===== RECORDS FOR THE EXERCISE
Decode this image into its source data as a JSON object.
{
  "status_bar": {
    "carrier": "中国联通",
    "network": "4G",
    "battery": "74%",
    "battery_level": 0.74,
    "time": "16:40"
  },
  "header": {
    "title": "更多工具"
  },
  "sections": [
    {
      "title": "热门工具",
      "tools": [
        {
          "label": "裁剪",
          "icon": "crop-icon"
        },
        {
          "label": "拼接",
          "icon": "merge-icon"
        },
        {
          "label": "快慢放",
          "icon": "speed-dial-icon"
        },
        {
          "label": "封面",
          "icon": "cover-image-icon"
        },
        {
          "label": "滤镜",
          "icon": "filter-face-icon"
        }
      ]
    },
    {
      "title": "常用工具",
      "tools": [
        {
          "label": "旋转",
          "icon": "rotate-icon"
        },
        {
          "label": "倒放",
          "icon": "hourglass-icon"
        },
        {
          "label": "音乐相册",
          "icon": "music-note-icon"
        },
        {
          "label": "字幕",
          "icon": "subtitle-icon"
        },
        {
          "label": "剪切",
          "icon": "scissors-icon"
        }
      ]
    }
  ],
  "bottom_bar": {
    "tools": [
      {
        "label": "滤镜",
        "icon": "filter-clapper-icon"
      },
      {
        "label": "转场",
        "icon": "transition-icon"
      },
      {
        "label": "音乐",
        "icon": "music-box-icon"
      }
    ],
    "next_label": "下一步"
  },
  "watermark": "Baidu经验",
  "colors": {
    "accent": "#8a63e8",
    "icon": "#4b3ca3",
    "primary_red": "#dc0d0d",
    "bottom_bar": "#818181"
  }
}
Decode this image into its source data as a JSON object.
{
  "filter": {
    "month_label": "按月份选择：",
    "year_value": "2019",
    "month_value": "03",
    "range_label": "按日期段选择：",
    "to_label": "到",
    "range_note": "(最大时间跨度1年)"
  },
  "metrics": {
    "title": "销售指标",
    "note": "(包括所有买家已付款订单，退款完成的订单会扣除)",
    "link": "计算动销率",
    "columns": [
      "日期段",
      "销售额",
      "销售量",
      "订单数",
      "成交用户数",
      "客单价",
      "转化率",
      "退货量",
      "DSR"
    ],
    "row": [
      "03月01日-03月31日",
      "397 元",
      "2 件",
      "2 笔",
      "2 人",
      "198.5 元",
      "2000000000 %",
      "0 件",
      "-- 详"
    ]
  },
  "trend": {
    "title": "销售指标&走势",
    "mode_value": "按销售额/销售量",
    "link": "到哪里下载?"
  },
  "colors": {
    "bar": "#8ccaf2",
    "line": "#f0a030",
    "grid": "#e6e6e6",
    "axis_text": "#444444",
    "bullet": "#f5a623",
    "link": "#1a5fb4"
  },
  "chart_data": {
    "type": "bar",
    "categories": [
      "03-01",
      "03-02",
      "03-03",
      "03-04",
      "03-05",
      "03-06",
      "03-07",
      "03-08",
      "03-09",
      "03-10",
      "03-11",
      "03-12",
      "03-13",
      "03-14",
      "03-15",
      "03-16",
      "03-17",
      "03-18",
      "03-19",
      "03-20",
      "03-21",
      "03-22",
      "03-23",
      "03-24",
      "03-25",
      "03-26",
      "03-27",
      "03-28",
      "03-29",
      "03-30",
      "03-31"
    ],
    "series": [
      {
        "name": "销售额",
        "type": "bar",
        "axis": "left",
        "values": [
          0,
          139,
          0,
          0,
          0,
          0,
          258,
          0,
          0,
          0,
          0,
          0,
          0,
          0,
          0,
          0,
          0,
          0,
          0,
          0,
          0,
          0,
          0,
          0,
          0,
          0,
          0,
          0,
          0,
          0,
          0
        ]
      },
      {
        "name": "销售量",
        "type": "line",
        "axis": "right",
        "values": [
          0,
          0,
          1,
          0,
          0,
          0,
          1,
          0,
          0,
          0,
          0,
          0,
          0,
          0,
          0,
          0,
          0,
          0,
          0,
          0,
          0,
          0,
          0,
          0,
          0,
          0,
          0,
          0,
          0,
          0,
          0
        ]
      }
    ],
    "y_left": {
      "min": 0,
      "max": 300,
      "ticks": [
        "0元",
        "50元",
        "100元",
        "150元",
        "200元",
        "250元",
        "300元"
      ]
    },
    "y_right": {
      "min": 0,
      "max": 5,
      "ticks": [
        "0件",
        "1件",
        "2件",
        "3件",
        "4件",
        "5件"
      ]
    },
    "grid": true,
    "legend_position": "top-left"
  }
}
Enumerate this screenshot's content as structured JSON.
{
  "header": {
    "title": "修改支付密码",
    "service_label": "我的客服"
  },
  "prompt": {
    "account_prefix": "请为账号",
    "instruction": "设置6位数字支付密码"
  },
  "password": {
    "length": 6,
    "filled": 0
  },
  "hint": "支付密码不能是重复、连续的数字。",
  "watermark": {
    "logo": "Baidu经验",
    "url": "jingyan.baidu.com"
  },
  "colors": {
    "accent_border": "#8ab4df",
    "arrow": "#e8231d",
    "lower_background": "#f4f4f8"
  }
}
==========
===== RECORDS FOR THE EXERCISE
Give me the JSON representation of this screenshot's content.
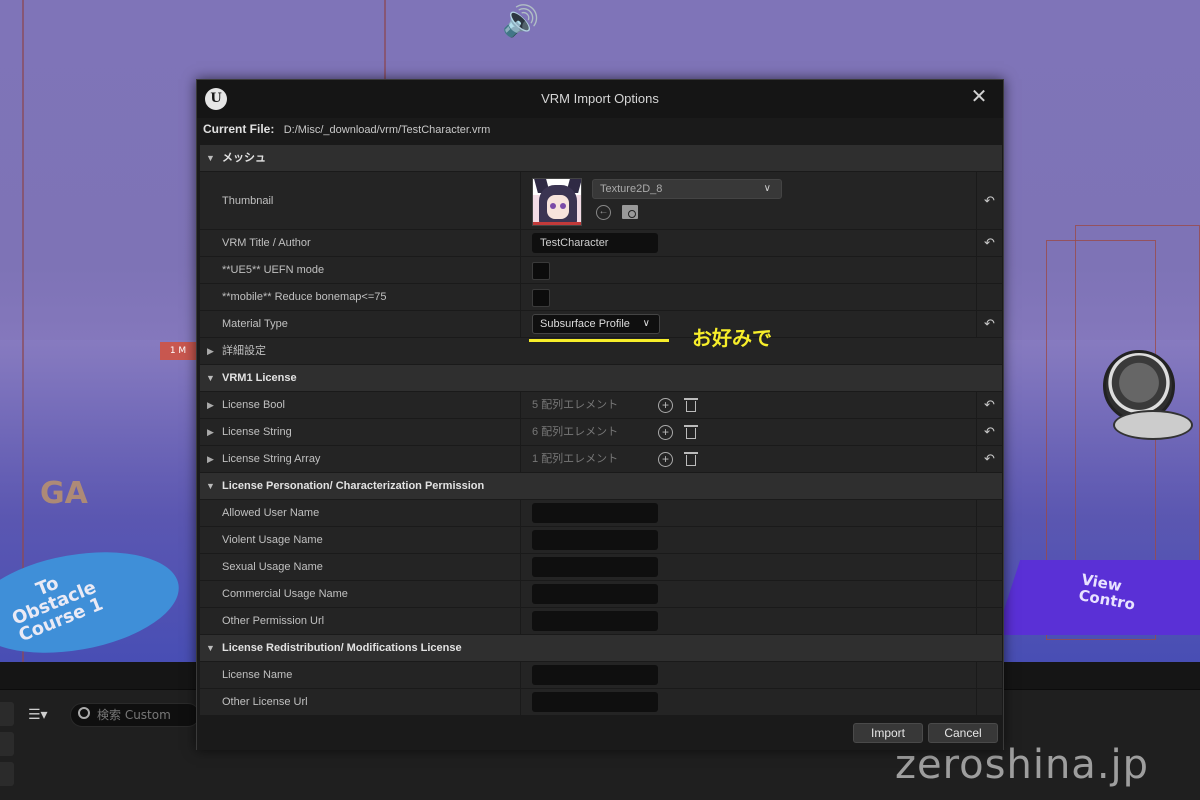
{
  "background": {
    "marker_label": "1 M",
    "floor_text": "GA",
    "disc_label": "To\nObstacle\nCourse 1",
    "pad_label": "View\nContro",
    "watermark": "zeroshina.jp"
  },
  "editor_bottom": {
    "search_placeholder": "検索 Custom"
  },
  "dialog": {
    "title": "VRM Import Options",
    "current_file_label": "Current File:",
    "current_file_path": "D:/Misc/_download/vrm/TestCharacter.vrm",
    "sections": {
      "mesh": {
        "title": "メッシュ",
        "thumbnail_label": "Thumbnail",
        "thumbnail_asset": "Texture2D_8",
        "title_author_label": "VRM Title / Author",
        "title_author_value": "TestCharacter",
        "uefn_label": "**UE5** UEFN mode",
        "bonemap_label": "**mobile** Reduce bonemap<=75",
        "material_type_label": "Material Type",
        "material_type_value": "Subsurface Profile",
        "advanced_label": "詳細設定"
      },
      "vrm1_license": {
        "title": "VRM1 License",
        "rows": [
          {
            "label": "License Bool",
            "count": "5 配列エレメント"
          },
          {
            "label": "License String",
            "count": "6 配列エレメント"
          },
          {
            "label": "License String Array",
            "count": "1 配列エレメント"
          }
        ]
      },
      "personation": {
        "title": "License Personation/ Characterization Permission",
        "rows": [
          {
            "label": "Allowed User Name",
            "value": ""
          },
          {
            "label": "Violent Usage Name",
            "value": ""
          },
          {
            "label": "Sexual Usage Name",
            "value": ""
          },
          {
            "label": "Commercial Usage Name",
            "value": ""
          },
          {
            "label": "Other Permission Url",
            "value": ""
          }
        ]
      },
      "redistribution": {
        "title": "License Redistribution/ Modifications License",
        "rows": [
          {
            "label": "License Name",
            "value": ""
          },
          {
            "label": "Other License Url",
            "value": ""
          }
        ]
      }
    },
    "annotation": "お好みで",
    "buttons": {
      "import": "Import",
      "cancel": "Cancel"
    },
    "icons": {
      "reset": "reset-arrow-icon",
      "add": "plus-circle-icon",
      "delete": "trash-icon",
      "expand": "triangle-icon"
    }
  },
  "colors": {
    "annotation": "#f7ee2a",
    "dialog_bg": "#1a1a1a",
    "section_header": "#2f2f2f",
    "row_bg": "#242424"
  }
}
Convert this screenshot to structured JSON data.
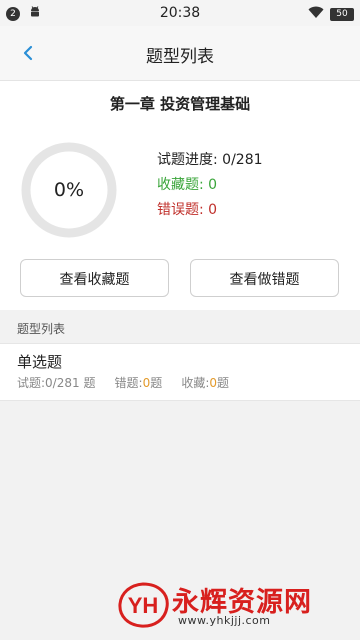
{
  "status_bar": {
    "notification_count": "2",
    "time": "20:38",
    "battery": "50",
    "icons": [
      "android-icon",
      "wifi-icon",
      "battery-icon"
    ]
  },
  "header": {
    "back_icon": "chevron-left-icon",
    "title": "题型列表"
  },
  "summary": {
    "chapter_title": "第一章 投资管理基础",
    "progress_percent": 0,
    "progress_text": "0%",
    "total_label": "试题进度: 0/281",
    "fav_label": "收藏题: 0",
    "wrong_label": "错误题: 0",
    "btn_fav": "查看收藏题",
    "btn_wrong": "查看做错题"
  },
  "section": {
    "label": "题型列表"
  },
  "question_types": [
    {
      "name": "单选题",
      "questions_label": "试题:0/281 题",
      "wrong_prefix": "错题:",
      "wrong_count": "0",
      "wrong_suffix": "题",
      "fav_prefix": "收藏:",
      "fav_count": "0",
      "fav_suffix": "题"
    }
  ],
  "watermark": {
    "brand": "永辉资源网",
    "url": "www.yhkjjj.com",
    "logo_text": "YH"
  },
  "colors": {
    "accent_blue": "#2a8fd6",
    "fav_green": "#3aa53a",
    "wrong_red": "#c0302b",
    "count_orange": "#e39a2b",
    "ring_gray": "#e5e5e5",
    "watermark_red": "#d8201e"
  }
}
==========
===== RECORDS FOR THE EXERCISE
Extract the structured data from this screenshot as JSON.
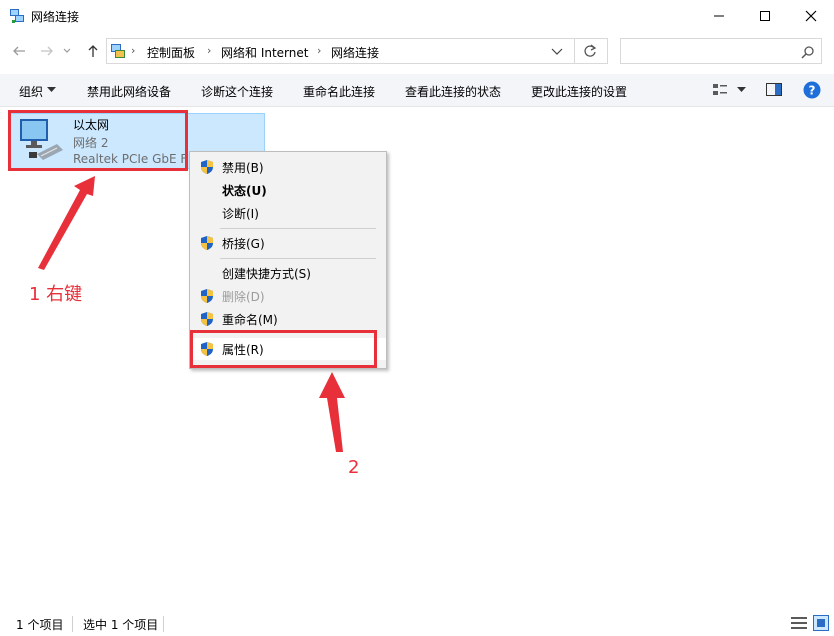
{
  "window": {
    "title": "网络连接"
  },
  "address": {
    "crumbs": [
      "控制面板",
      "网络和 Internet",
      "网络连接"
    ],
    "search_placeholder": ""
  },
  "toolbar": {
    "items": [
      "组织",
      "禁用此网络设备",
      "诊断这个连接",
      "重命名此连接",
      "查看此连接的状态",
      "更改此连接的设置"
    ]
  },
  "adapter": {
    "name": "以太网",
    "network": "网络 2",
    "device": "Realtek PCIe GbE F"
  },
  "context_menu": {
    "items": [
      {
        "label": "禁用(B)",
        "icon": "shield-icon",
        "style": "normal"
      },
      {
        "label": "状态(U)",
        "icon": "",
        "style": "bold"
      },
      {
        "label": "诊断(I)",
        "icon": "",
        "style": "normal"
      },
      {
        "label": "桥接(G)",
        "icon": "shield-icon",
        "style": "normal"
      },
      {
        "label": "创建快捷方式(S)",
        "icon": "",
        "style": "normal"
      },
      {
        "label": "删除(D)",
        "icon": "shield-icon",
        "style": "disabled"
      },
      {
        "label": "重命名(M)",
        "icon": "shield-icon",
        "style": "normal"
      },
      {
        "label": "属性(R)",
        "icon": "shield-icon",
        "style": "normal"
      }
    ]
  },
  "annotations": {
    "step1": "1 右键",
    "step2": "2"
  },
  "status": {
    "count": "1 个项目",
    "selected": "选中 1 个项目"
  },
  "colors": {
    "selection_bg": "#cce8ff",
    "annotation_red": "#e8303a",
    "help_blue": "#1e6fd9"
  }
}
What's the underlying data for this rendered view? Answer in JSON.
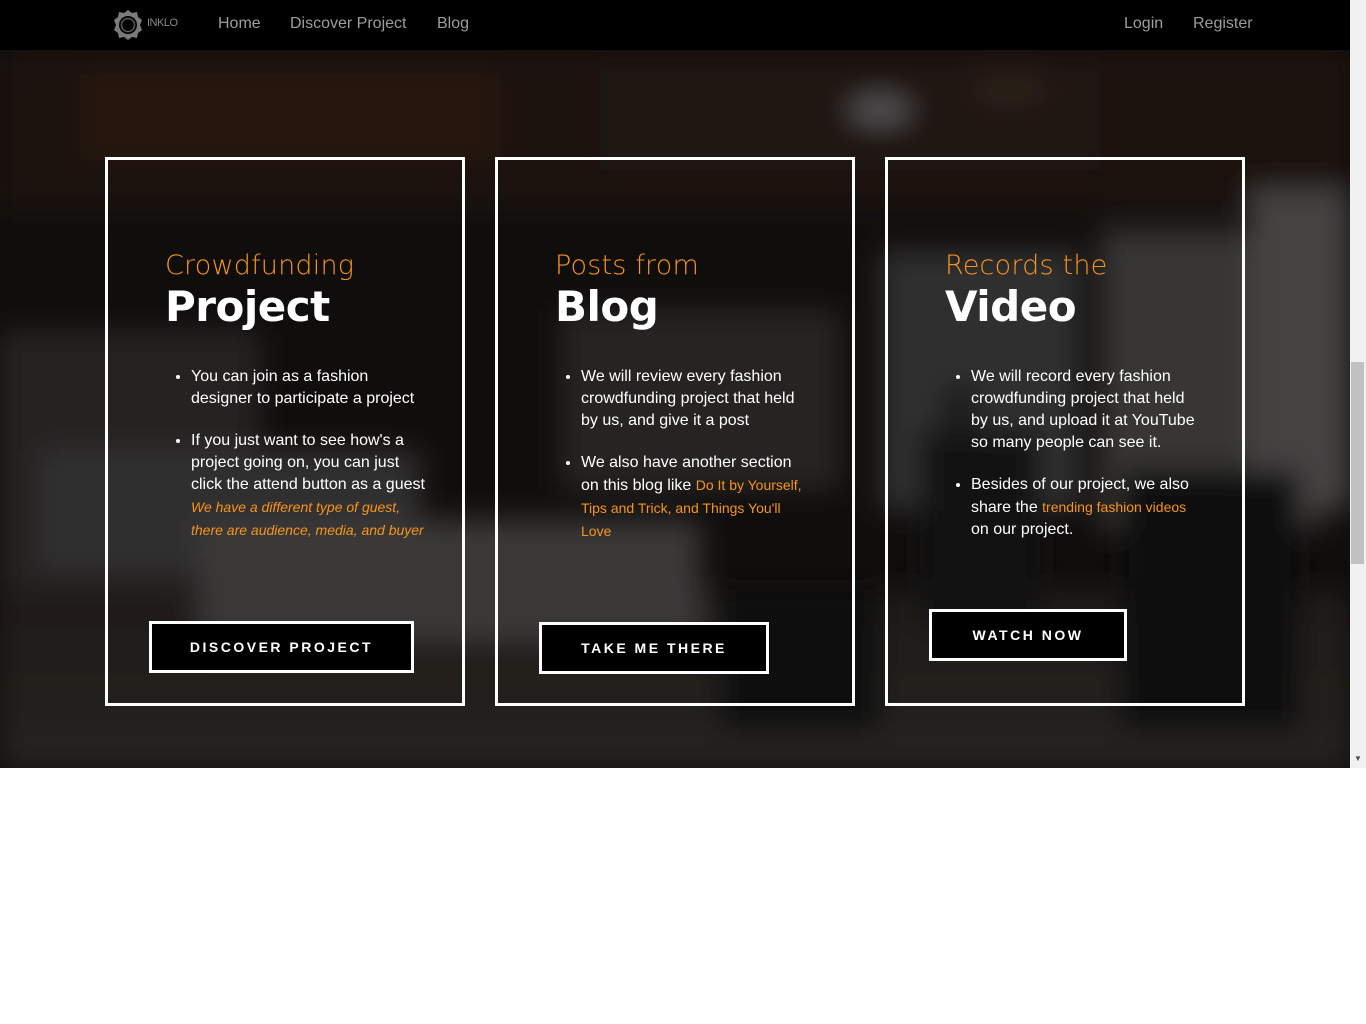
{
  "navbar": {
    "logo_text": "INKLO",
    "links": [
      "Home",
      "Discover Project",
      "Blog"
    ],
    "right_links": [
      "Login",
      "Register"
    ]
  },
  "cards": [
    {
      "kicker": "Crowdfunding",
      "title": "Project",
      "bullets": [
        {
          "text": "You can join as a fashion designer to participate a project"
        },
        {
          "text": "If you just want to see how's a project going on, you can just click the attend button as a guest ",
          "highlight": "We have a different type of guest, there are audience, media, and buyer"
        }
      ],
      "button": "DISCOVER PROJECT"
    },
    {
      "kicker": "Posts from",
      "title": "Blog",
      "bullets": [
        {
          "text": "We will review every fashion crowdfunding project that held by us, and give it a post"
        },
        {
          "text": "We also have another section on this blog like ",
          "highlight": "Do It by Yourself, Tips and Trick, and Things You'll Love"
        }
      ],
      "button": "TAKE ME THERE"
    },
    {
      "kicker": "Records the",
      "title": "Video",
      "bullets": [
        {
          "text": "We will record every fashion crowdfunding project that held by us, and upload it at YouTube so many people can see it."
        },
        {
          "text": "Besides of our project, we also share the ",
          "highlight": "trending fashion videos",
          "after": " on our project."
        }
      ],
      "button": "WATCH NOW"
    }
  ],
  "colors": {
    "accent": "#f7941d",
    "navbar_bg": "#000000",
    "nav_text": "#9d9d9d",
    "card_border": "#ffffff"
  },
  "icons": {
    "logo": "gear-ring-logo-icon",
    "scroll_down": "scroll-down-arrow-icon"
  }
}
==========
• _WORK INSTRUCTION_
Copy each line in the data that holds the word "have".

• _FINISHED EXERCISE_
          "highlight": "We have a different type of guest, there are audience, media, and buyer"
          "text": "We also have another section on this blog like ",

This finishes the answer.